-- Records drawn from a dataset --
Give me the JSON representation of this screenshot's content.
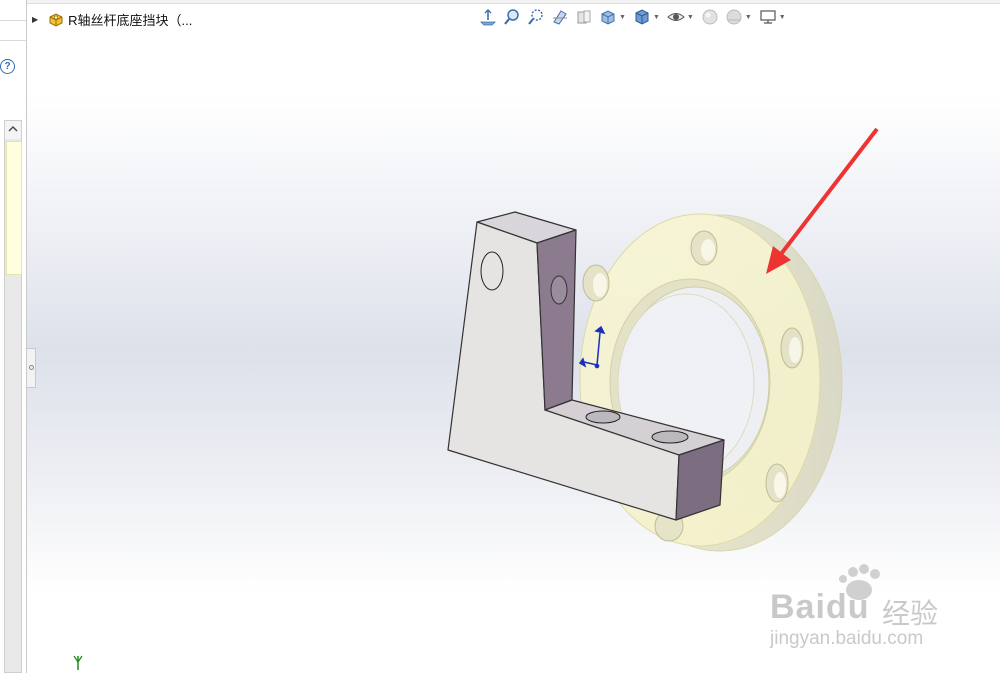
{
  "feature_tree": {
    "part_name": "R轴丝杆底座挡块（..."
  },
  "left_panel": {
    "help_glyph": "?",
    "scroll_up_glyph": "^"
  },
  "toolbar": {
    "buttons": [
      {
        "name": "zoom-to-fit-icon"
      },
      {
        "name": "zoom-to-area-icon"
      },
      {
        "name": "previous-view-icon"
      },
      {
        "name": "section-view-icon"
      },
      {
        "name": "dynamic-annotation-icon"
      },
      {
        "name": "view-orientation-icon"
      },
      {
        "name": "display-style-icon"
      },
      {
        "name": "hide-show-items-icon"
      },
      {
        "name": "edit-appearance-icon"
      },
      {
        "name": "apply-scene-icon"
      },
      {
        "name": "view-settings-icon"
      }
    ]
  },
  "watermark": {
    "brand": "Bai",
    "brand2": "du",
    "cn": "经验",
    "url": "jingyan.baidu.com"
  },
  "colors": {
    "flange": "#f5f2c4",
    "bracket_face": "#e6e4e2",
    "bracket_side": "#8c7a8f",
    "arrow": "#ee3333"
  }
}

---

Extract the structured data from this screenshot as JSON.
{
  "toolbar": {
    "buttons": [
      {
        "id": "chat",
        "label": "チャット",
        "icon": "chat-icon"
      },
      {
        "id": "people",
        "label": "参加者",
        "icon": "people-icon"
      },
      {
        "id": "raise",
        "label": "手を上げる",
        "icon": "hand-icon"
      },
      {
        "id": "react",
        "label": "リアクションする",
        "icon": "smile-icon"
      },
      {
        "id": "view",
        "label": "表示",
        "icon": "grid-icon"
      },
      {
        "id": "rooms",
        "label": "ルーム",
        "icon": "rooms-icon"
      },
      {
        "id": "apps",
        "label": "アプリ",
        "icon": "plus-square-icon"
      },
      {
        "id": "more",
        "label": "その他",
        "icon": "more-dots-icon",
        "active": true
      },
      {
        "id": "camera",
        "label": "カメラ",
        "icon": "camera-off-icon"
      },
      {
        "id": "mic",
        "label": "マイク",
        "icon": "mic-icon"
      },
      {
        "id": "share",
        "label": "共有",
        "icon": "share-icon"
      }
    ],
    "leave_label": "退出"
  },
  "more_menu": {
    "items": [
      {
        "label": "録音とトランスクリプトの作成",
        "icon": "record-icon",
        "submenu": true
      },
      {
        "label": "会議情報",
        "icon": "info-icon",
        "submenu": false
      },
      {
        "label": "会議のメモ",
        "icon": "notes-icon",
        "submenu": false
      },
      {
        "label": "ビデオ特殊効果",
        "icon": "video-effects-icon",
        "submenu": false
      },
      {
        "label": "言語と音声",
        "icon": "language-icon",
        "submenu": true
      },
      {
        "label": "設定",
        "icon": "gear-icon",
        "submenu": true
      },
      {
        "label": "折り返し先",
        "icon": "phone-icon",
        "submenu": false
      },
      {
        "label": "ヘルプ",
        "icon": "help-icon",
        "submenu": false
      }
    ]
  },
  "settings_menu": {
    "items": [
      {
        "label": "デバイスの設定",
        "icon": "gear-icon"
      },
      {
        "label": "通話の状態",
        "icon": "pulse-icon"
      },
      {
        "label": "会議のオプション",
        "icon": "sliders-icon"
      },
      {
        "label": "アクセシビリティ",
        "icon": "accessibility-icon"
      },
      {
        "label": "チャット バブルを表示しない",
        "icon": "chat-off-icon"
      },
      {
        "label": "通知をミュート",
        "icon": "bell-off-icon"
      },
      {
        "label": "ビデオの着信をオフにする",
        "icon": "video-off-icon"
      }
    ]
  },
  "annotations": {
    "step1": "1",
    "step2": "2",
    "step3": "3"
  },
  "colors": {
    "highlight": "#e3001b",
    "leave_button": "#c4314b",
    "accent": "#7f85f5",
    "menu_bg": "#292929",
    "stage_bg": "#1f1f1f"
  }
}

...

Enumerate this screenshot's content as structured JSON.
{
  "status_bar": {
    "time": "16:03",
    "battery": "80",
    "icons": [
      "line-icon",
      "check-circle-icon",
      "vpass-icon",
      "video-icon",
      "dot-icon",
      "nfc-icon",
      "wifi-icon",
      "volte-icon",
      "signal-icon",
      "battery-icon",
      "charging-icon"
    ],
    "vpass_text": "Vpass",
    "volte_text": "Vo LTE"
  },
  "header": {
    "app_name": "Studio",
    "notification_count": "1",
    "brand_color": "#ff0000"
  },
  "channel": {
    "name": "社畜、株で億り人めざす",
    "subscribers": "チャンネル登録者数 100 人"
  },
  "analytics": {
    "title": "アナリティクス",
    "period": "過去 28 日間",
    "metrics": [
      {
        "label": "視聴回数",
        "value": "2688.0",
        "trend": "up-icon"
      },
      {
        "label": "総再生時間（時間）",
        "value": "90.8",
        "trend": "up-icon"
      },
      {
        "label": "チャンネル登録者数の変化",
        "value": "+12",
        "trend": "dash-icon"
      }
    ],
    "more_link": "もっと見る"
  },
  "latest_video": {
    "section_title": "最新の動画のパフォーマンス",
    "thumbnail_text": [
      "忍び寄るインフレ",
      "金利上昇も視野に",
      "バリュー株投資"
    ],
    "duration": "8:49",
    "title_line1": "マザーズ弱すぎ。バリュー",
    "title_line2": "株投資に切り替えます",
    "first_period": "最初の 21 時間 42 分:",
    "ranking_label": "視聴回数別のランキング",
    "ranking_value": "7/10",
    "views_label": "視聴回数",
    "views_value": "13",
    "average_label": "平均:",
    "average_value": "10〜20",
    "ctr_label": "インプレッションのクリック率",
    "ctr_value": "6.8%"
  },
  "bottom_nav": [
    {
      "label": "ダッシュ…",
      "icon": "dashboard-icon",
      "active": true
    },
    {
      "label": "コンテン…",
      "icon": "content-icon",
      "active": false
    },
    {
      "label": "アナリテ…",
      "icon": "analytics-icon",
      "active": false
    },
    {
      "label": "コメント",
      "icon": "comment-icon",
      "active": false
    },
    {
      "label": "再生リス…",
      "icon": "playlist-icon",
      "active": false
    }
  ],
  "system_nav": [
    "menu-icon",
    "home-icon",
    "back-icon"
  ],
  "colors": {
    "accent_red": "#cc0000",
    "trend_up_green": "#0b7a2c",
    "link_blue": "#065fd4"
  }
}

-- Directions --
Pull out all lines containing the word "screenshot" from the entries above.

-- Finished task --
Give me the JSON representation of this screenshot's content.
Extract the structured data from this screenshot as JSON.
Enumerate this screenshot's content as structured JSON.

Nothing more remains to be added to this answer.